Boston public schools, at the urging of Mayor Thomas M. Menino, have taken aggressive action in recent years to combat the city's high proportion of overweight students, banning junk food and soft drinks in school vending machines and hiring chefs to improve the quality and nutritional content of school meals.

"We're working on many fronts to try and influence children's eating behaviors," said Anne McHugh, director of the Boston Public Health Commission's Boston Steps program, a chronic-disease prevention and control campaign. "Sugary drinks are just empty calories without any nutritional value, and it's an area where we think we can have influence."

Almost half of Boston public school students are classified as overweight or at risk of becoming overweight, according to recent health surveys, a figure consistent with other urban school systems'. Nationally, 17 percent of children ages 2 to 19 are overweight.

Researchers say high sugar and fat intake and low levels of physical activity are the leading contributors to childhood obesity, which is blamed for a rise in diabetes, heart disease, and other health problems. The prevalence is particularly high in low-income neighborhoods.

The eight stores in proximity to six schools are in Dorchester, Hyde Park, Mattapan, Roxbury, and East Boston. Menino plans to announce the campaign at a kickoff event this morning at Fuller's Market in Dorchester.

Health officials said the common sight of young students grabbing high-calorie snacks after the final bell prompted them to reach out to local store owners.

"We knew they were getting healthy food in school, but what about to and from school?" Morris said. "A fruit drink and bag of chips for 75 cents, that continues to be the norm."

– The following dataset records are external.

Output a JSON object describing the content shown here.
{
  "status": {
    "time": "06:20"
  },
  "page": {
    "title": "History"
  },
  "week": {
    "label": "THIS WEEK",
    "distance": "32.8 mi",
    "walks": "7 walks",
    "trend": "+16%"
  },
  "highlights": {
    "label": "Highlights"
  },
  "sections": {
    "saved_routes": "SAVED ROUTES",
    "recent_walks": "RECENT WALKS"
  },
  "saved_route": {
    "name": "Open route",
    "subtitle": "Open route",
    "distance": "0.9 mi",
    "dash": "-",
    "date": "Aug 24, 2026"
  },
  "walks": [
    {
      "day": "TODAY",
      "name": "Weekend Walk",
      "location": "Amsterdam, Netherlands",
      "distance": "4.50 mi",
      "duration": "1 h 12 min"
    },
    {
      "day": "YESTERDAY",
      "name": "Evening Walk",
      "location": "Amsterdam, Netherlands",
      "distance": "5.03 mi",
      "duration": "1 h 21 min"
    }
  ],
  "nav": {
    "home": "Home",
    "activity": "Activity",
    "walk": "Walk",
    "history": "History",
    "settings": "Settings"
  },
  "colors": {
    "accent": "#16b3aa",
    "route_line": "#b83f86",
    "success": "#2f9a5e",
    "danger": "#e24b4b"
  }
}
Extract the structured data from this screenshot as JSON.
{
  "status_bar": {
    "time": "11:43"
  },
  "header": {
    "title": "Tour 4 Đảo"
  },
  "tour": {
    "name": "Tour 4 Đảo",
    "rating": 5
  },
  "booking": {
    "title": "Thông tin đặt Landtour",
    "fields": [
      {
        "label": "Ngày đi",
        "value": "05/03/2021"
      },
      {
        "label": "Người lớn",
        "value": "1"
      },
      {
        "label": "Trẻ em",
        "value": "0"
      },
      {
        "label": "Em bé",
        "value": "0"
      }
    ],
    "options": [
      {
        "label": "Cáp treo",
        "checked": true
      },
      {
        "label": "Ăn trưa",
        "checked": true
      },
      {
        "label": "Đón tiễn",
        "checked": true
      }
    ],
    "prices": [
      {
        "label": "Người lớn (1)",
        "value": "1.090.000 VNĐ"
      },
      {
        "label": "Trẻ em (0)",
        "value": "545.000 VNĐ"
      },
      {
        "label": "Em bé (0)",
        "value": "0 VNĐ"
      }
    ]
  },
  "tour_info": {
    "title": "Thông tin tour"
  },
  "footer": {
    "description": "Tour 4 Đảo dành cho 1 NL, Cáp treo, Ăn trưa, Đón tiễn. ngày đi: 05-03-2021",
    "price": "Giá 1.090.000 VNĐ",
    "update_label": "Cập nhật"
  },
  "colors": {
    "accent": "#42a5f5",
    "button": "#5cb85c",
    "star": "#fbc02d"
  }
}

Mir Karim, owner of Tedeschi Food Shop in Hyde Park, said local students flock to his store for breakfast and afternoon snacks, usually candy, fruit drinks, and chips. He said he is happy to offer a healthier alternative but said it may prove a tough sell.

"They like the junk food," he said. "It will take time, I think, but maybe it will work. The kids, sometimes they are hard to convince."

At Fuller's Market, students at nearby Woodrow Wilson Middle School are fond of the 35-cent Little Debbie snack cakes and 25-cent fruit drinks. If they have more change in their pocket, they go for the Big Burst, a 16-ounce drink, said Hipolito Gonzalez, who runs the small corner store.

"They like their sweets," he said. "I think it's going to be tough for them to give it up."

Yet Gonzalez said that at their parents' request, he already does not sell soft drinks and candy to some neighborhood children. Instead, he suggests Nutri-Grain Bars, which he says are healthier. Maybe they will take to milk and juice in the same way, he said.

The program was developed by Boston Medical Center nutritionists in collaboration with public health officials and the New England Dairy & Food Council, which donated and installed new milk coolers in the schools and stores. HP Hood also replaced the standard 8-ounce paper milk cartons sold in the six middle schools with 10-ounce plastic bottles.

The marketing campaign grew out of focus groups with middle-schoolers over the past year, which revealed that students were primarily concerned with price and taste. At students' suggestion, 1960s-era posters show healthy beverages inside an enlarged brain, and feature slogans such as "Water: It's a brilliant choice," "Juice makes the grade," and "Power your brain with milk."

Schools will hold kickoff assemblies for the campaign over the next two weeks, and students will be given "Drink Smart" cards to use in participating stores.

more stories like this

  • Email
  • Email
  • Print
  • Print
  • Single page
  • Single page
  • Reprints
  • Reprints
  • Share
  • Share
  • Comment
  • Comment
 
  • Share on DiggShare on Digg
  • Tag with Del.icio.us Save this article
  • powered by Del.icio.us
Your Name Your e-mail address (for return address purposes) E-mail address of recipients (separate multiple addresses with commas) Name and both e-mail fields are required.
Message (optional)
Disclaimer: Boston.com does not share this information or keep it permanently, as it is for the sole purpose of sending this one time e-mail.